## Task requirements
Each record below must be written out exactly as given.

## Input data

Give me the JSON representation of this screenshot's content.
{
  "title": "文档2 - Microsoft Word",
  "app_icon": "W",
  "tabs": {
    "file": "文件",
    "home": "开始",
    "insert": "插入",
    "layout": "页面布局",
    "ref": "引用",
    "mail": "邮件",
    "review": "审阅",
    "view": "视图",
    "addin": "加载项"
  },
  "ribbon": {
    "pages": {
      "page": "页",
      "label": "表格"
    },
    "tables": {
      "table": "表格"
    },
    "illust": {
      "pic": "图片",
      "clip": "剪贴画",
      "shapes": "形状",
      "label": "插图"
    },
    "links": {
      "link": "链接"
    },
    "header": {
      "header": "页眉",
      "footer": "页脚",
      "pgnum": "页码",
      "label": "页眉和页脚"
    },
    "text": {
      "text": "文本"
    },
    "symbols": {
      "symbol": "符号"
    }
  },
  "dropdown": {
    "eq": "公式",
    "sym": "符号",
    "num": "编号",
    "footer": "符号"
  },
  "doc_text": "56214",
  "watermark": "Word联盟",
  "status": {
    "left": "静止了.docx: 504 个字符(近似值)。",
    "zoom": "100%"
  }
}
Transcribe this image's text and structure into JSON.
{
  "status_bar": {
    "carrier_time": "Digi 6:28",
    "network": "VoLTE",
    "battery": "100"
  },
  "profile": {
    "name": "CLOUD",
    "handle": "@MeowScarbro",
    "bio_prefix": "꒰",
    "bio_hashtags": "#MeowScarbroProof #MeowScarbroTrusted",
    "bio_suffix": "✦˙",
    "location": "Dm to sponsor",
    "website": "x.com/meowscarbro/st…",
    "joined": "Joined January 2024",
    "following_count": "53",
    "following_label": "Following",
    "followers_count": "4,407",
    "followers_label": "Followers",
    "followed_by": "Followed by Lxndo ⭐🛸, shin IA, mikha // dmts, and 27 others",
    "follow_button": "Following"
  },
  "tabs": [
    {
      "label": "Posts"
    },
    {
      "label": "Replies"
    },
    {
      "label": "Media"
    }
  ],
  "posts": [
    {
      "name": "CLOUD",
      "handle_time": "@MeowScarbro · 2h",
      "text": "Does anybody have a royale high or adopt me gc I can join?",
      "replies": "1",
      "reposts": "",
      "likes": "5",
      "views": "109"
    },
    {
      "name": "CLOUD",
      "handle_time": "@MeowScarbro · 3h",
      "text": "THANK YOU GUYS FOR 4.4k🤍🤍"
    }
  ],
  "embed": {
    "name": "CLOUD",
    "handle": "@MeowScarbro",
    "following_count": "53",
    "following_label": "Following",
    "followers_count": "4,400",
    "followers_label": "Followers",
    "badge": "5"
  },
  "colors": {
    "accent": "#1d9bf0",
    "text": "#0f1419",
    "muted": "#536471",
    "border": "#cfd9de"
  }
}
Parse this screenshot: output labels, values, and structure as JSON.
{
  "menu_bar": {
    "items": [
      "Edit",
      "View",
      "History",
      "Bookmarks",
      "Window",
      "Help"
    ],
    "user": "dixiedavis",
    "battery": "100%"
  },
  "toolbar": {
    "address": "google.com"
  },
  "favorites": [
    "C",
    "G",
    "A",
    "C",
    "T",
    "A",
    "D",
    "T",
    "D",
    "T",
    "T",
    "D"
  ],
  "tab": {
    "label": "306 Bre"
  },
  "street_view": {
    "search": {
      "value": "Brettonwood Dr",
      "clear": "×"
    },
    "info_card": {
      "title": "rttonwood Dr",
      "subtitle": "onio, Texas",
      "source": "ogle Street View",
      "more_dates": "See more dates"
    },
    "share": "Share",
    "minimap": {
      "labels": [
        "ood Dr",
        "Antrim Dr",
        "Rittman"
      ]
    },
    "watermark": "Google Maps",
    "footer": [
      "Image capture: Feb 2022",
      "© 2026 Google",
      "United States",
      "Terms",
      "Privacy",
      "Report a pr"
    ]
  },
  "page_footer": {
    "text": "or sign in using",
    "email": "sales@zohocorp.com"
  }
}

## Response area
Give me the JSON representation of this screenshot's content.
{
  "title": "文档2 - Microsoft Word",
  "app_icon": "W",
  "tabs": {
    "file": "文件",
    "home": "开始",
    "insert": "插入",
    "layout": "页面布局",
    "ref": "引用",
    "mail": "邮件",
    "review": "审阅",
    "view": "视图",
    "addin": "加载项"
  },
  "ribbon": {
    "pages": {
      "page": "页",
      "label": "表格"
    },
    "tables": {
      "table": "表格"
    },
    "illust": {
      "pic": "图片",
      "clip": "剪贴画",
      "shapes": "形状",
      "label": "插图"
    },
    "links": {
      "link": "链接"
    },
    "header": {
      "header": "页眉",
      "footer": "页脚",
      "pgnum": "页码",
      "label": "页眉和页脚"
    },
    "text": {
      "text": "文本"
    },
    "symbols": {
      "symbol": "符号"
    }
  },
  "dropdown": {
    "eq": "公式",
    "sym": "符号",
    "num": "编号",
    "footer": "符号"
  },
  "doc_text": "56214",
  "watermark": "Word联盟",
  "status": {
    "left": "静止了.docx: 504 个字符(近似值)。",
    "zoom": "100%"
  }
}
Transcribe this image's text and structure into JSON.
{
  "status_bar": {
    "carrier_time": "Digi 6:28",
    "network": "VoLTE",
    "battery": "100"
  },
  "profile": {
    "name": "CLOUD",
    "handle": "@MeowScarbro",
    "bio_prefix": "꒰",
    "bio_hashtags": "#MeowScarbroProof #MeowScarbroTrusted",
    "bio_suffix": "✦˙",
    "location": "Dm to sponsor",
    "website": "x.com/meowscarbro/st…",
    "joined": "Joined January 2024",
    "following_count": "53",
    "following_label": "Following",
    "followers_count": "4,407",
    "followers_label": "Followers",
    "followed_by": "Followed by Lxndo ⭐🛸, shin IA, mikha // dmts, and 27 others",
    "follow_button": "Following"
  },
  "tabs": [
    {
      "label": "Posts"
    },
    {
      "label": "Replies"
    },
    {
      "label": "Media"
    }
  ],
  "posts": [
    {
      "name": "CLOUD",
      "handle_time": "@MeowScarbro · 2h",
      "text": "Does anybody have a royale high or adopt me gc I can join?",
      "replies": "1",
      "reposts": "",
      "likes": "5",
      "views": "109"
    },
    {
      "name": "CLOUD",
      "handle_time": "@MeowScarbro · 3h",
      "text": "THANK YOU GUYS FOR 4.4k🤍🤍"
    }
  ],
  "embed": {
    "name": "CLOUD",
    "handle": "@MeowScarbro",
    "following_count": "53",
    "following_label": "Following",
    "followers_count": "4,400",
    "followers_label": "Followers",
    "badge": "5"
  },
  "colors": {
    "accent": "#1d9bf0",
    "text": "#0f1419",
    "muted": "#536471",
    "border": "#cfd9de"
  }
}
Parse this screenshot: output labels, values, and structure as JSON.
{
  "menu_bar": {
    "items": [
      "Edit",
      "View",
      "History",
      "Bookmarks",
      "Window",
      "Help"
    ],
    "user": "dixiedavis",
    "battery": "100%"
  },
  "toolbar": {
    "address": "google.com"
  },
  "favorites": [
    "C",
    "G",
    "A",
    "C",
    "T",
    "A",
    "D",
    "T",
    "D",
    "T",
    "T",
    "D"
  ],
  "tab": {
    "label": "306 Bre"
  },
  "street_view": {
    "search": {
      "value": "Brettonwood Dr",
      "clear": "×"
    },
    "info_card": {
      "title": "rttonwood Dr",
      "subtitle": "onio, Texas",
      "source": "ogle Street View",
      "more_dates": "See more dates"
    },
    "share": "Share",
    "minimap": {
      "labels": [
        "ood Dr",
        "Antrim Dr",
        "Rittman"
      ]
    },
    "watermark": "Google Maps",
    "footer": [
      "Image capture: Feb 2022",
      "© 2026 Google",
      "United States",
      "Terms",
      "Privacy",
      "Report a pr"
    ]
  },
  "page_footer": {
    "text": "or sign in using",
    "email": "sales@zohocorp.com"
  }
}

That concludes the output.